The Blurb On The Back:
White Girls is about, among other things, blackness, queerness, movies, Brooklyn, Love (and the loss of love), AIDS, fashion, Basquiat, Capote, philosophy, porn, Louise Brooks and Michael Jackson. Freewheeling and dazzling, tender and true, it is one of the most highly acclaimed essay collections in years.
The Review (Cut For Spoilers):
Hilton Als is a Pulitzer Prize winning critic and an Associate Professor of Writing at Colombia University. In this collection of 13 smart and provocative essays (9 of which were first published in 2013) he tackles such subjects as race, homosexuality, AIDS, Richard Pryor, Michael Jackson and André Leon Talley and memory and although some of it went over my head (mainly due to unfamiliarity with the subject) I enjoyed his insight and passion.
TRISTES TROPIQUES is a personal essay about Als’s love and friendship with someone he refers to only as SL. It’s a personal and moving piece with Als sharing much of his life, his relationships, his experiences as a black and gay man and what it was like to love someone with AIDS during the height of people’s terror although the references to twinning and mirroring were slightly overdone for me.
THE WOMEN is a really clever and incisive essay about Truman Capote and how he adopted female and male personas within the body of his work and his relationship with female authors. For me, Als’s biographical essays are the sharpest in the collection and this one really gripped me in terms of his analysis of Capote and his work.
THIS LONESOME PLACE is an essay about Flannery O’Connor and how her work deals with race and was influenced by her Catholicism and her suffering of the condition lupus, but while it held my attention I have to say that some of it went over my head, in the main because I think you need to be more familiar with her work to get the most from his points.
GWTW is the acronym for Gone With The Wind and this fierce essay (which repeatedly uses the ‘n’ word) is about race and fear and violence and how GWTW shapes and epitomises the desire to overlook black suffering.
PHILOSOPHER OR DOG? Is another biographical essay and focuses on Malcolm X and how he shaped his own history, his relationship with his mother and the way he erases and diminishes her in his autobiography with Als using this to muse on otherness in a way that kept me completely hooked, not least because of his compassion for X’s mother.
WHITE NOISE is another biographical one that focuses on Eminem and how he draws on black music, producing music that both the black and white communities can identify with, mainly because of the way he conveys the emotion.

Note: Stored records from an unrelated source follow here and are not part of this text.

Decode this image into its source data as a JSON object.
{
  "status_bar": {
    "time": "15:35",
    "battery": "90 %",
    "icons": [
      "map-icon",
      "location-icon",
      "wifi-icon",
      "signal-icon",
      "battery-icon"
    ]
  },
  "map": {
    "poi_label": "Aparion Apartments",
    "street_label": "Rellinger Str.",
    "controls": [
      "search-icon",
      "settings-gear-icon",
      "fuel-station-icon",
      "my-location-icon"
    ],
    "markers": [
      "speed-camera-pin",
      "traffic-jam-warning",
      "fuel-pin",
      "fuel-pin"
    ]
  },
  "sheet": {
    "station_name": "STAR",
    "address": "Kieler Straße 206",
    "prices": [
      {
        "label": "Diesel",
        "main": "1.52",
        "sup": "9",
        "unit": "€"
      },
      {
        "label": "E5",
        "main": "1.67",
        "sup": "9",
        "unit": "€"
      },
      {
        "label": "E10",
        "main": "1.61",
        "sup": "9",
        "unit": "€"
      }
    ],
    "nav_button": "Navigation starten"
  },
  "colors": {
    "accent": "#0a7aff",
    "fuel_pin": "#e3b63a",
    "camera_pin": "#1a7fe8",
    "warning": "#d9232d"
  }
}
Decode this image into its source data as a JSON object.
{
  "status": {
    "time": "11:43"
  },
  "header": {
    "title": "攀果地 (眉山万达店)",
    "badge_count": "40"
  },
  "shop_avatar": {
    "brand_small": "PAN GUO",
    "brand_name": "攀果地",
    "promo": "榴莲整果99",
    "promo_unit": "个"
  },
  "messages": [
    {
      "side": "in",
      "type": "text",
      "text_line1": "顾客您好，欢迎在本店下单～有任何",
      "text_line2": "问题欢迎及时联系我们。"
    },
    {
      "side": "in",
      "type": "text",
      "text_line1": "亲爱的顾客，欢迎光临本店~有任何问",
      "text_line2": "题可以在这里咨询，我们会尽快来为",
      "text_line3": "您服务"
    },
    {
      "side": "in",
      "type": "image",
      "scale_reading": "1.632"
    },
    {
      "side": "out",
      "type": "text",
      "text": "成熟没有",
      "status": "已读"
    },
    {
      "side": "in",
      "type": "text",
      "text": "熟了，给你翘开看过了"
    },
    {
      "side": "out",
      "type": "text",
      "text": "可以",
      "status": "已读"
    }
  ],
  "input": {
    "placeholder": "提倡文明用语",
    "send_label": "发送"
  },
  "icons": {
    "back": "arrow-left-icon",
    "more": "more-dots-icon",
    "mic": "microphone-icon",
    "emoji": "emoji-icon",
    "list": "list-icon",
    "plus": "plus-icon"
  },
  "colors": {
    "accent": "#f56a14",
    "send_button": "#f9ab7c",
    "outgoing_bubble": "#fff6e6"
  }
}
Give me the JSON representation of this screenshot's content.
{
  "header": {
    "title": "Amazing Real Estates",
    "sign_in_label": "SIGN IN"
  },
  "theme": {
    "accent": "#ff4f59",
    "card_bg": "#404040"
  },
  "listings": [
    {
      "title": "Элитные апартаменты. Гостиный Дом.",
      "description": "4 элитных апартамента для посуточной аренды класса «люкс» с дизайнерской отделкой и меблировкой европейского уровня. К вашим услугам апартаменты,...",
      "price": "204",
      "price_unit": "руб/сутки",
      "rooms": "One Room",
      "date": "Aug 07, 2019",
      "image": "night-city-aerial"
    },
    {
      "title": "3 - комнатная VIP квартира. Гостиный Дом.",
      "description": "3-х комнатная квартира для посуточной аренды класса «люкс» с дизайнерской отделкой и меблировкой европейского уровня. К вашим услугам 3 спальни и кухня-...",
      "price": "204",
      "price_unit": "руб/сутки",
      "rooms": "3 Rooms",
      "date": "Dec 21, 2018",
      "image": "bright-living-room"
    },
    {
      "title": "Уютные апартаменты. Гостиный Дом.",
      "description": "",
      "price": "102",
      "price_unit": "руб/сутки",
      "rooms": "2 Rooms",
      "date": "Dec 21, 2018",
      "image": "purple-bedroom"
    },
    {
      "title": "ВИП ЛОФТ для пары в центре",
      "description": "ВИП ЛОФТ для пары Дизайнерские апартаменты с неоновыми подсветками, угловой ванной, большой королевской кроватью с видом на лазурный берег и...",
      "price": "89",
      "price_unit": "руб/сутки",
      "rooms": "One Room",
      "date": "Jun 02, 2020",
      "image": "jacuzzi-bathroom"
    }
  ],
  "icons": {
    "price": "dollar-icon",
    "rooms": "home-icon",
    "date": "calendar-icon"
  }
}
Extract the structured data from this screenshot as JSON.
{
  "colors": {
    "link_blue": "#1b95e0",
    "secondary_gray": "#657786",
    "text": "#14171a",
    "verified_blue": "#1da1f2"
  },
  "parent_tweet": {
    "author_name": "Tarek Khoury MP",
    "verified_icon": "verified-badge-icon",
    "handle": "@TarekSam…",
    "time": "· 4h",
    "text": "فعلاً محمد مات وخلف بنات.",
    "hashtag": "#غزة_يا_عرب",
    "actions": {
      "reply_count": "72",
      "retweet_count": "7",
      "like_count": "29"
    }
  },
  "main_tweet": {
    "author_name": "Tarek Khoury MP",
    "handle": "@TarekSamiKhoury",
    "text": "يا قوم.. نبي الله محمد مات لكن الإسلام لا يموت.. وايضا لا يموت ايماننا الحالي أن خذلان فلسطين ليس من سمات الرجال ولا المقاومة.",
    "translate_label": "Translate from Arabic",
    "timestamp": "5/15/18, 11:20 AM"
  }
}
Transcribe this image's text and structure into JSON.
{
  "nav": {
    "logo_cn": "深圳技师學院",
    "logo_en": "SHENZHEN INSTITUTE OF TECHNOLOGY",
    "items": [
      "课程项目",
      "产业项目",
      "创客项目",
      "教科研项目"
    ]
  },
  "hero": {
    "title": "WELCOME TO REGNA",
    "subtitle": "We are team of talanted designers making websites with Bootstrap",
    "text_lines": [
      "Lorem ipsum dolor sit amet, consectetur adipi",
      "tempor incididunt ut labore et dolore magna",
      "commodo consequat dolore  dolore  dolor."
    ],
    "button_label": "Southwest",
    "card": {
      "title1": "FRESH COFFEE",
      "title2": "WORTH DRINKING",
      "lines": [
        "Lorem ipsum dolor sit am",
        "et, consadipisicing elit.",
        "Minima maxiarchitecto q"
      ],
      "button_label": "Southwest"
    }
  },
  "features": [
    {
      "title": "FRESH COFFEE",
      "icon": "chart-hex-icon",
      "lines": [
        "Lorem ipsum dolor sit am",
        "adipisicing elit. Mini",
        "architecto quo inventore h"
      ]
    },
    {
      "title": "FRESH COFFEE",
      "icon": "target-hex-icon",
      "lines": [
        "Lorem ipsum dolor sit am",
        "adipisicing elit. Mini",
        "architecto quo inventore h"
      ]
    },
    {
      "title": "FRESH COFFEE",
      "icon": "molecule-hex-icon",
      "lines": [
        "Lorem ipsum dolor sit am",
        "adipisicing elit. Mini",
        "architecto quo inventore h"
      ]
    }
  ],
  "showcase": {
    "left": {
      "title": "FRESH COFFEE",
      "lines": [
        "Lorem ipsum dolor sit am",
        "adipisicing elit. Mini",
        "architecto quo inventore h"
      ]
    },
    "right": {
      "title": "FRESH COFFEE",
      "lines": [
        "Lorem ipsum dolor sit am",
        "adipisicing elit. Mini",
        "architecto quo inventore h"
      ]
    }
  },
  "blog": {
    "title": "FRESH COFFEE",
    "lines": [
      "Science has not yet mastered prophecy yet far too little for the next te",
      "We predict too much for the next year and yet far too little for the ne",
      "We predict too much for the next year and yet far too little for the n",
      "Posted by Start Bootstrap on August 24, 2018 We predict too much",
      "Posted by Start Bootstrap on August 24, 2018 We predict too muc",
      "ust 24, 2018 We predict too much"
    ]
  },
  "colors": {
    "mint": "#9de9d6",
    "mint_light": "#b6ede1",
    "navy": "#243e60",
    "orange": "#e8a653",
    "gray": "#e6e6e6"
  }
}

Als is particularly strong on how he uses Eminem’s relationship with his mother and how it informed his work, which neatly ties in with how he writes about the relationship between Malcom X and his mother in the preceding essay.
MICHAEL is a powerful, compassionate and moving essay about Michael Jackson that draws on the relationships within his family (notably his mother and father), his mother’s faith as a Jehova’s Witness and Michael’s relationship with his blackness.
THE ONLY ONE is about André Leon Talley, the creative director of Vogue magazine and one of the few black men in a position of influence within the fashion industry. It’s another compassionate piece that doesn’t hide Talley’s quirks and difficulties and is scathing about the way he is treated by the white fashion world but this is one of those pieces that I suspect you get more from if you’re into fashion and that world than I am.
I AM THE HAPPINESS OF THIS WORLD is a biographical essay about Louise Brooks told from her perspective and again, while it’s wonderfully written it’s one of those pieces where you need to know more about who she was to get the most from it and to be honest, I’m not quite sure what the source of fascination with her is given what I’ve read about her on-line.
BUDDY EBSEN was one of the essays that went completely over my head. It seemed to be to be about Als and how queer identity helped form him as a person but to be honest, I was not familiar with a lot of the people referenced in the piece, which is why I found it so difficult to connect with.
A PRYOR LOVE was my favourite essay in the collection. Richard Pryor is the subject and Als brilliantly looks at the man and his career – his skills as a performer, how his personal life and need for confession informed his routines but also caused him to burn out emotionally and physically. I think Als is fantastic in this, piecing together Pryor’s life and behaviour, his interests and home life and marriages and it just kept me hypnotised from beginning to end and I completely loved the contributions from Lily Tomlin.
YOU AND WHOSE ARMY? by contrast was my least favourite essay in the collection. This is partly because it covers Richard Pryor again but mainly because Als creates a fictional sister for Pryor to analyse, again, his performance and comedy and also looking at James Baldwin and Diana Sands and the difficulties in being a sibling to a celebrity but, to be honest, this just struck me as such an artificial piece that I didn’t enjoy it and was uncomfortable for all the wrong reasons.
IT WILL SOON BE HERE is a meditative piece on memory and the urge to misremember and how damaging but also how healing that can be.
Thanks to the Amazon Vine Programme for the review copy of this book.